Start each rattle by pouring in a small amount of sand (or salt or sugar). Then, carefully add each item you’ve chosen to the container. Although you can do this craft without the sand, it will add a soft whooshing sound and then each treasure you add to the bottle will appear and disappear into the sand as you shake the container.

Seal It Up!

Once you are finished, seal up your rattle with a sturdy tape, such as colorful duct tape or electrical tape. It adds a nice design element and keeps small hands from opening the lid and creating a safety hazard.

Play Along To Some Some Earth Day Music!

What does your rattle sound like? Is it soft or loud? Did a friend, sibling or parent make a rattle, too?  Do their rattles look and sound, alike or different?

You can explore all kinds of listening skills with these quiet rattles and they are perfect for paying along with your favorite music. If you’d like some green musical inspiration, play along to the Earth Day anthem on the video below or click the link below for a free download of “We’ve Got The Whole World In Our Hands”.

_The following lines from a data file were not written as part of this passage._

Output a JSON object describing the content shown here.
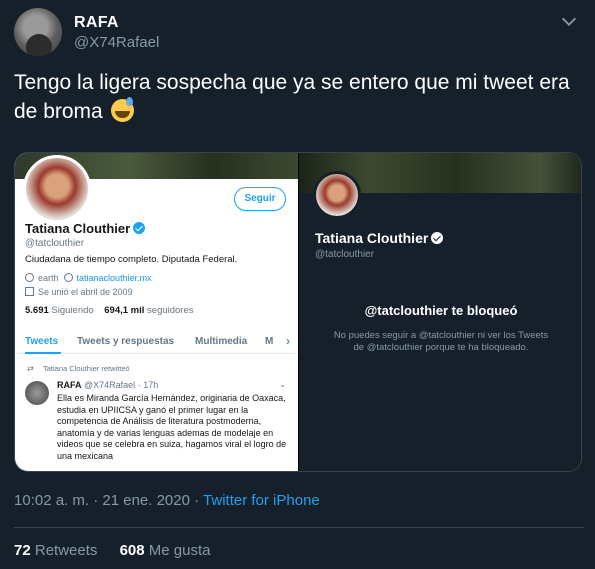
{
  "author": {
    "name": "RAFA",
    "handle": "@X74Rafael"
  },
  "tweet": {
    "text": "Tengo la ligera sospecha que ya se entero que mi tweet era de broma",
    "emoji": "sweat-smile-emoji"
  },
  "left_screenshot": {
    "follow_label": "Seguir",
    "name": "Tatiana Clouthier",
    "handle": "@tatclouthier",
    "bio": "Ciudadana de tiempo completo. Diputada Federal.",
    "location": "earth",
    "website": "tatianaclouthier.mx",
    "joined": "Se unió el abril de 2009",
    "following_count": "5.691",
    "following_label": "Siguiendo",
    "followers_count": "694,1 mil",
    "followers_label": "seguidores",
    "tabs": [
      "Tweets",
      "Tweets y respuestas",
      "Multimedia",
      "M"
    ],
    "retweet_label": "Tatiana Clouthier retwitteó",
    "inner_tweet": {
      "name": "RAFA",
      "handle": "@X74Rafael",
      "time": "· 17h",
      "text": "Ella es Miranda García Hernández, originaria de Oaxaca, estudia en UPIICSA y ganó el primer lugar en la competencia de Análisis de literatura postmoderna, anatomía y de varias lenguas ademas de modelaje en videos que se celebra en suiza, hagamos viral el logro de una mexicana"
    }
  },
  "right_screenshot": {
    "name": "Tatiana Clouthier",
    "handle": "@tatclouthier",
    "blocked_title": "@tatclouthier te bloqueó",
    "blocked_text": "No puedes seguir a @tatclouthier ni ver los Tweets de @tatclouthier porque te ha bloqueado."
  },
  "meta": {
    "time": "10:02 a. m. · 21 ene. 2020 · ",
    "source": "Twitter for iPhone"
  },
  "stats": {
    "retweets_count": "72",
    "retweets_label": "Retweets",
    "likes_count": "608",
    "likes_label": "Me gusta"
  },
  "colors": {
    "background": "#15202b",
    "accent": "#1da1f2",
    "muted": "#8899a6",
    "divider": "#38444d"
  }
}
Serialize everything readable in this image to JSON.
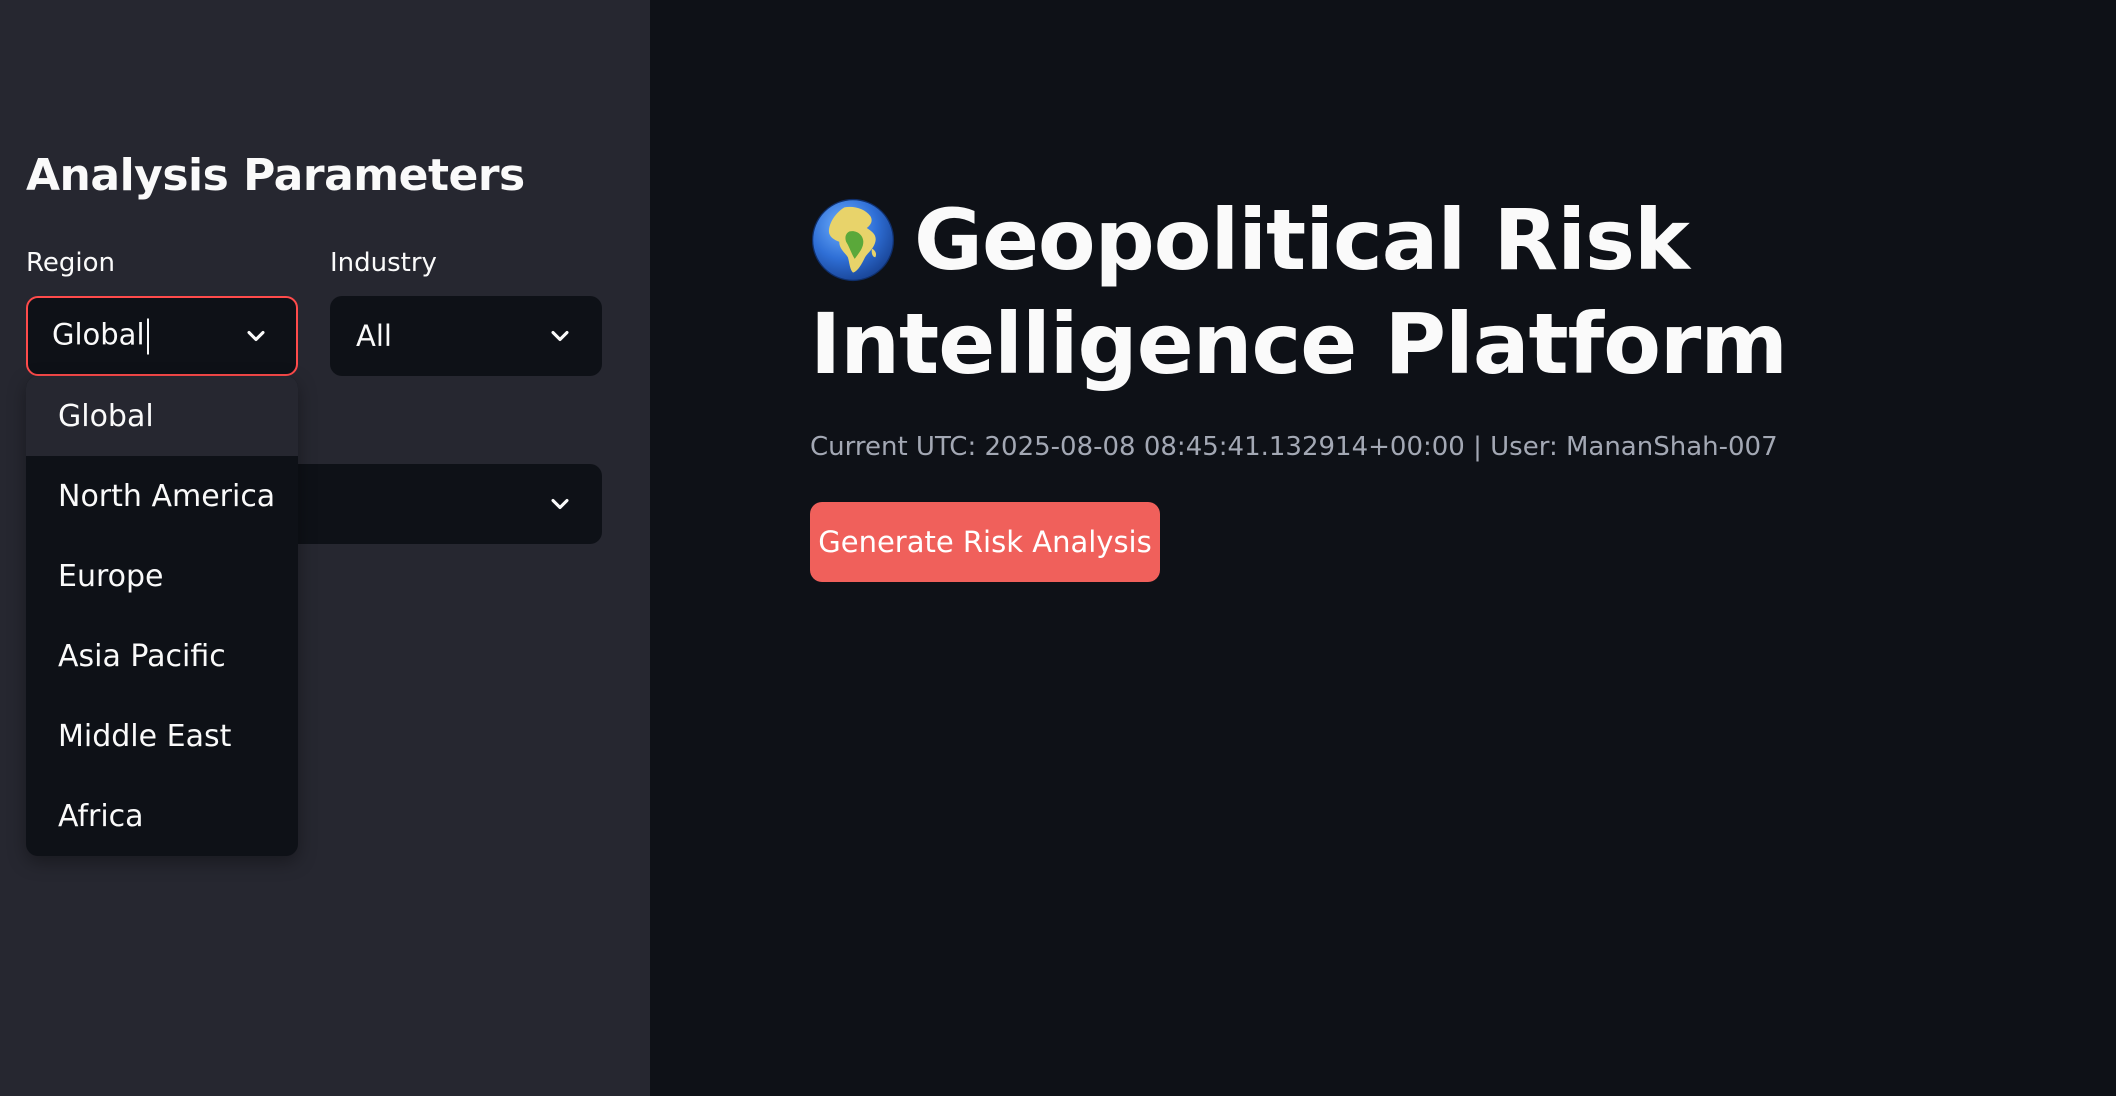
{
  "sidebar": {
    "title": "Analysis Parameters",
    "region": {
      "label": "Region",
      "value": "Global",
      "options": [
        "Global",
        "North America",
        "Europe",
        "Asia Pacific",
        "Middle East",
        "Africa"
      ]
    },
    "industry": {
      "label": "Industry",
      "value": "All"
    },
    "third_select": {
      "value": ""
    }
  },
  "main": {
    "title": "Geopolitical Risk Intelligence Platform",
    "title_icon": "globe-africa-icon",
    "status": "Current UTC: 2025-08-08 08:45:41.132914+00:00 | User: MananShah-007",
    "generate_label": "Generate Risk Analysis"
  },
  "colors": {
    "app_background": "#0e1117",
    "sidebar_background": "#262730",
    "accent": "#ff4b4b",
    "button": "#f0605b"
  }
}
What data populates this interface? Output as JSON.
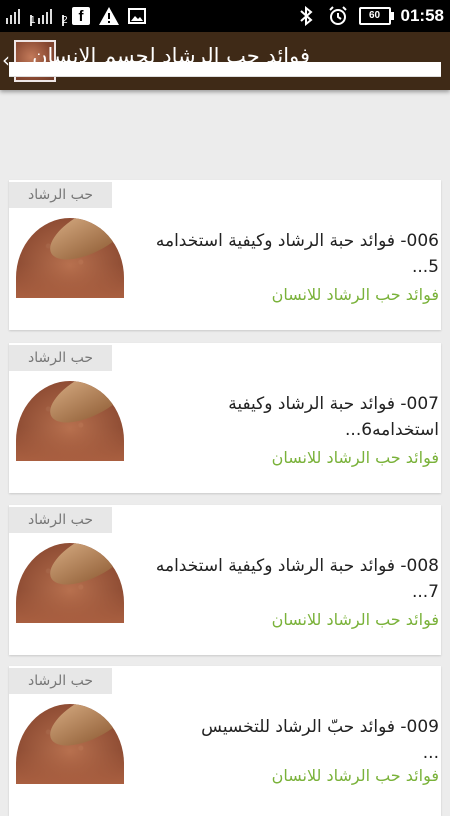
{
  "status_bar": {
    "sim1": "1",
    "sim2": "2",
    "battery": "60",
    "time": "01:58",
    "icons": [
      "signal-icon",
      "signal-icon",
      "facebook-icon",
      "warning-icon",
      "image-icon",
      "bluetooth-icon",
      "alarm-icon",
      "battery-icon"
    ]
  },
  "app_bar": {
    "title": "فوائد حب الرشاد لجسم الانسان",
    "back_icon": "chevron-left-icon"
  },
  "items": [
    {
      "tag": "حب الرشاد",
      "title_line1": "006- فوائد حبة الرشاد وكيفية استخدامه",
      "title_line2": "5...",
      "subtitle": "فوائد حب الرشاد للانسان"
    },
    {
      "tag": "حب الرشاد",
      "title_line1": "007- فوائد حبة الرشاد وكيفية",
      "title_line2": "استخدامه6...",
      "subtitle": "فوائد حب الرشاد للانسان"
    },
    {
      "tag": "حب الرشاد",
      "title_line1": "008- فوائد حبة الرشاد وكيفية استخدامه",
      "title_line2": "7...",
      "subtitle": "فوائد حب الرشاد للانسان"
    },
    {
      "tag": "حب الرشاد",
      "title_line1": "009- فوائد حبّ الرشاد للتخسيس",
      "title_line2": "...",
      "subtitle": "فوائد حب الرشاد للانسان"
    }
  ]
}
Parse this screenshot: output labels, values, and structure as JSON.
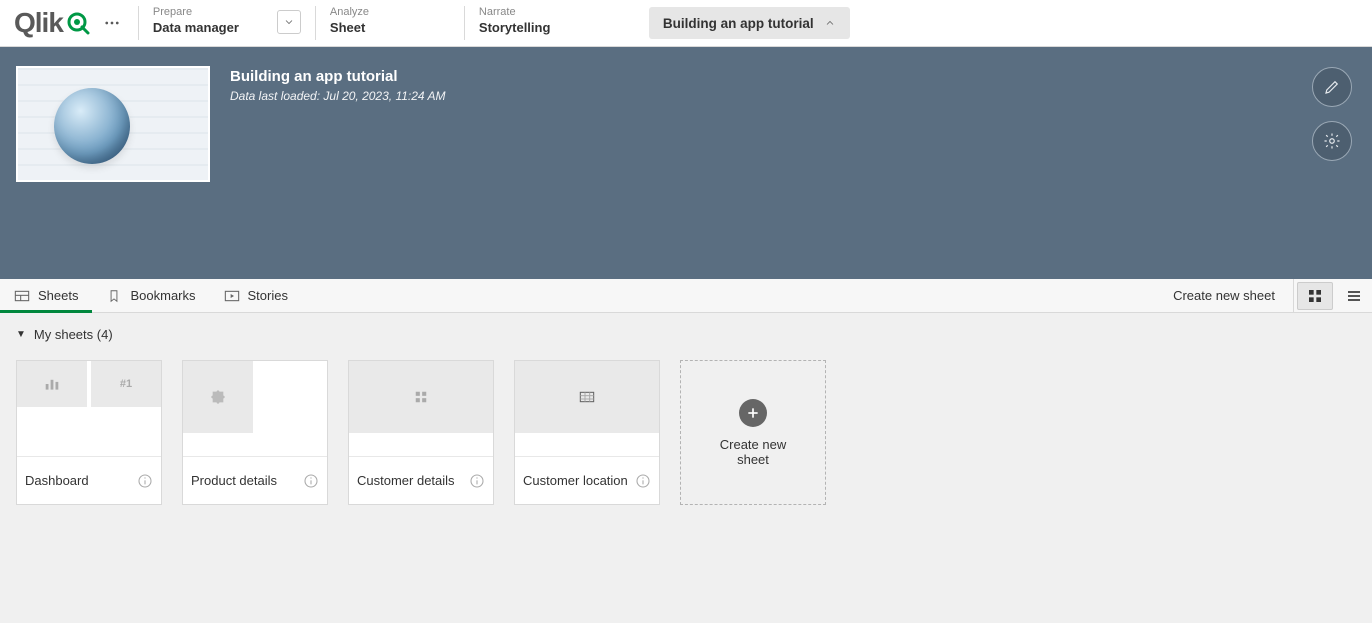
{
  "logo": {
    "text": "Qlik"
  },
  "topnav": {
    "prepare": {
      "label": "Prepare",
      "selection": "Data manager"
    },
    "analyze": {
      "label": "Analyze",
      "selection": "Sheet"
    },
    "narrate": {
      "label": "Narrate",
      "selection": "Storytelling"
    }
  },
  "app_button": {
    "label": "Building an app tutorial"
  },
  "hero": {
    "title": "Building an app tutorial",
    "subtitle": "Data last loaded: Jul 20, 2023, 11:24 AM"
  },
  "tabs": {
    "sheets": "Sheets",
    "bookmarks": "Bookmarks",
    "stories": "Stories"
  },
  "create_link": "Create new sheet",
  "section": {
    "label": "My sheets (4)"
  },
  "sheets": [
    {
      "title": "Dashboard"
    },
    {
      "title": "Product details"
    },
    {
      "title": "Customer details"
    },
    {
      "title": "Customer location"
    }
  ],
  "create_card": {
    "label": "Create new sheet"
  },
  "icons": {
    "more": "more-horizontal-icon",
    "chevron_down": "chevron-down-icon",
    "chevron_up": "chevron-up-icon",
    "edit": "pencil-icon",
    "settings": "gear-icon",
    "sheets_tab": "layout-icon",
    "bookmark": "bookmark-icon",
    "play": "play-icon",
    "grid": "grid-icon",
    "list": "list-icon",
    "plus": "plus-icon",
    "info": "info-icon",
    "triangle": "triangle-down-icon"
  }
}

Links and Resources

Free song download - “We’ve Got The Whole World In Our Handshttp://www.dariamusic.com/earthday.php

14 World Music Instruments That Can Be Made From Recycled Materials https://makingmulticulturalmusic.wordpress.com/2012/04/10/14-world-music-instruments-that-can-be-made-from-recycled-materials/

Celebrate St. Patrick’s Day With Your Little One!

One of our most popular Tiny Tapping Toes posts was a MYO Irish Drum tutorial.   Decorate this easy, hand-held drum with any type of St. Patrick’s Day theme and you’re ready to play in minutes!

Younger kids can tap the drum with the “tipper” and older kids can try to master the technique of striking back and forth with the “cipín”, the Celtic name for the stick that strikes the drum.

You can see that complete post as well as related children’s music videos with an Irish theme at the links below.

Links And Resources

take out bodhransMake Your Own Bodhrán Irish Drum
http://www.tinytappingtoes.com/uncategorized/make-your-own-bodhran-irish-drum/

Irish Videos on Multicultural Kids Music Vids
http://multikidsmusicvids.com/?cat=512